Romney: Obama 'Needs to Learn That He Lost' the Midterms

A former opponent's criticism of how the president has handled ISIS and immigration

Mitt Romney and President Barack Obama spar during the second presidential debate at Hofstra University, Oct. 16, 2012. (Charlie Neibergall/AP)

As news broke Sunday morning of a new ISIS video that reportedly depicted the beheading of American hostage Peter Kassig, Mitt Romney was among the first to criticize the Obama administration, doubling down on his previous assessment that the president is "inept" when it comes to foreign policy.

"The president is wrong in saying that under no circumstances will he consider ground troops," Romney said on CBS' Face The Nation. "No one wants to put our own ground troops there. But if you're going to defeat something, you don't tell the enemy exactly what you plan on doing or what you won't do. You say, 'we're going to defeat you regardless of the consequences.'"

"When the president says, for instance, that ISIS is a cancer and it must be eliminated, he's right," Romney said. "But you don't say, 'Well, we're only going to use the following tools in doing so.' You say, 'We're going to do whatever it takes.' And hopefully we'll be able to do that with other people's troops, but if it takes our own troops, you don't take that as a source of our strength from the battlefield."

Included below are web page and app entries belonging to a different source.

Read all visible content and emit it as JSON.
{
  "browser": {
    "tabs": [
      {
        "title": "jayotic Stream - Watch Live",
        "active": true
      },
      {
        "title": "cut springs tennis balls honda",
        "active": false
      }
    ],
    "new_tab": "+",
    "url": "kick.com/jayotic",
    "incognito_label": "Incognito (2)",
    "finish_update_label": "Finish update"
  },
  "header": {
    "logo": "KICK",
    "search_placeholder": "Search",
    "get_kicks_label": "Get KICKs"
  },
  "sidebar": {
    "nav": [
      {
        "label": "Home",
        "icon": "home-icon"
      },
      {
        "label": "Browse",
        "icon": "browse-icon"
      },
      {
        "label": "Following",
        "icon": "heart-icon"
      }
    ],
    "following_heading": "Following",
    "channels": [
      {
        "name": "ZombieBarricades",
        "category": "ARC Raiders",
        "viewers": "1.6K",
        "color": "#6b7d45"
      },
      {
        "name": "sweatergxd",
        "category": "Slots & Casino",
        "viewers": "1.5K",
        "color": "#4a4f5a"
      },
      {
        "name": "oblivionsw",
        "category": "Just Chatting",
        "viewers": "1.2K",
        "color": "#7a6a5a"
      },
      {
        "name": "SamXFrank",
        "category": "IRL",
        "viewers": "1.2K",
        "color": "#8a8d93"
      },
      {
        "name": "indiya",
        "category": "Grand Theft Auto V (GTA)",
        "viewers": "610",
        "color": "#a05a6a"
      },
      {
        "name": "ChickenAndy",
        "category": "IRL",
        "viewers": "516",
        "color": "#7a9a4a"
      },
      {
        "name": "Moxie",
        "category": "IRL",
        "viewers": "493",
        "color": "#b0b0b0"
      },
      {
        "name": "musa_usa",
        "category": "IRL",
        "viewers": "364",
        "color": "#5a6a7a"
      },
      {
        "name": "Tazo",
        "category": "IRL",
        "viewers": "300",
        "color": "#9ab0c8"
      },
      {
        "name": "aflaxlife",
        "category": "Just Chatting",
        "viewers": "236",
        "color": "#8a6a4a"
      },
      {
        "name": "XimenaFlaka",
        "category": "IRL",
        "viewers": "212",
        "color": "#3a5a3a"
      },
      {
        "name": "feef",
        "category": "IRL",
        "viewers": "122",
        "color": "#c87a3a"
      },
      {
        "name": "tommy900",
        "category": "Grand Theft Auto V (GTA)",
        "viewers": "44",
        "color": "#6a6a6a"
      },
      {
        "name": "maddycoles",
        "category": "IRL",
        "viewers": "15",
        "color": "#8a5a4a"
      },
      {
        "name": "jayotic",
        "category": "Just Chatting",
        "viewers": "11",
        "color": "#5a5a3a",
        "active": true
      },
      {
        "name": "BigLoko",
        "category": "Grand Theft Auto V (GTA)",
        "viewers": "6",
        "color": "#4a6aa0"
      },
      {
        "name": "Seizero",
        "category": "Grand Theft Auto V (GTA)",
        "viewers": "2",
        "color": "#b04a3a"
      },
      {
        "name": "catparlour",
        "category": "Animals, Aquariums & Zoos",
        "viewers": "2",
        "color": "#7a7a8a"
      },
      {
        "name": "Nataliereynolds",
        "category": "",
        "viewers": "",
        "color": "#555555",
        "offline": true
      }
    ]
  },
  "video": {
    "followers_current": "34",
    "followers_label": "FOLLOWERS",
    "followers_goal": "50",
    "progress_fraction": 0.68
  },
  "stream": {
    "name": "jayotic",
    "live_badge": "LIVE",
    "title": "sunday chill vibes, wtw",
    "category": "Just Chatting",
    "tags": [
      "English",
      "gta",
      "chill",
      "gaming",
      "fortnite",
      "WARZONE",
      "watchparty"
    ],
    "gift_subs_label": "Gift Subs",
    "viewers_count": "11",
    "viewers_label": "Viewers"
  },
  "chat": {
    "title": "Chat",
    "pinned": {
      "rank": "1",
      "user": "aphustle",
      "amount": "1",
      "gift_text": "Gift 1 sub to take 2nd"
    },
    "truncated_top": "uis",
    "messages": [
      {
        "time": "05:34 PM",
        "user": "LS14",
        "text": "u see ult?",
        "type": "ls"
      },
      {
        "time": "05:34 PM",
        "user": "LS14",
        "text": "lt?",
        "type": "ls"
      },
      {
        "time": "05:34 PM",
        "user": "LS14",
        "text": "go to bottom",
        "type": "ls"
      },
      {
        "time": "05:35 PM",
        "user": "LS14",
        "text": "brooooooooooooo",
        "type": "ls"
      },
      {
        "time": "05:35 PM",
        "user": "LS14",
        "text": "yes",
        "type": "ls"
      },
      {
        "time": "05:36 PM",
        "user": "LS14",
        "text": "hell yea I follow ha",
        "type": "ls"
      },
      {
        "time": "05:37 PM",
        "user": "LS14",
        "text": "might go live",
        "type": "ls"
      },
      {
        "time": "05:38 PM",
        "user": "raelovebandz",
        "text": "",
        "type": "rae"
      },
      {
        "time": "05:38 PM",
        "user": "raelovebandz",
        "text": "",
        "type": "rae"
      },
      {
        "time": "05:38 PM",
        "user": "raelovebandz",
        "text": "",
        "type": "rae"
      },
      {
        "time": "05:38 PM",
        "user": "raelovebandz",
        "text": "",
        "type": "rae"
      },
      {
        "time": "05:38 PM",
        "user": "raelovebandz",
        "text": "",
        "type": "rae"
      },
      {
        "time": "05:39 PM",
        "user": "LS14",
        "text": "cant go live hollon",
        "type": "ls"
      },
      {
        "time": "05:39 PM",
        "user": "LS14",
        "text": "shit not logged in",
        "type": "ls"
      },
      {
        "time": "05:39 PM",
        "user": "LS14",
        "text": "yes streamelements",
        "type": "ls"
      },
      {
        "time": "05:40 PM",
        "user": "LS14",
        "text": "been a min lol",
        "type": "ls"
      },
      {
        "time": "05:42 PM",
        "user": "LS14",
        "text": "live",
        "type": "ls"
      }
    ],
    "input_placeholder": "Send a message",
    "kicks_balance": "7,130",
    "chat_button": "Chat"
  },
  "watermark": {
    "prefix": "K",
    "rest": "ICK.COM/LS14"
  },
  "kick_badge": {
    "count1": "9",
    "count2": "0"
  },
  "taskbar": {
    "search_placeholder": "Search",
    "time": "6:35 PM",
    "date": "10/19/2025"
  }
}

At an event earlier this month, Romney said, "It’s tempting to think he’s just inept, but the reality is, he does have a foreign policy." He added that it is, "weakening our military and distancing us from our allies."

Romney also commented on the anticipation of Obama taking executive action to overhaul immigration policy that is expected to protect millions of undocumented immigrants currently in the country.

"The president has got to learn that he lost this last election round," said Romney, arguing that Republicans overwhelmingly winning the midterm elections were a referendum on Obama's policies and that voters are "not happy about them."

When asked about advice he would give to his fellow Republicans, Romney instead pivoted to Democrats. "My advice at this point to the Democrats, and to the president in particular, is: take a breath," adding, "The American people sent a very clear message to the president about his policies—they're not happy about them." Romney said that Obama should let the Republican-controlled Congress draft an immigration bill, "and he can veto it, or not."

"What he's proposing to do is a temporary solution which would ultimately potentially be reversed by a Republican president," said Romney. "It's the wrong way to go. It doesn't help the people that are hurt by the lack of policy in this area, and it's going to set back, as opposed to bring forward, the needed reforms that the American people want."

In the last week, speculation has surfaced that some Republicans want to force another government shutdown if Obama takes executive action on immigration. However, Romney said there must be "more productive ways" to convince the president to work with Republicans and find more permanent solutions that wouldn't be easily reversed by a potential future Republican president.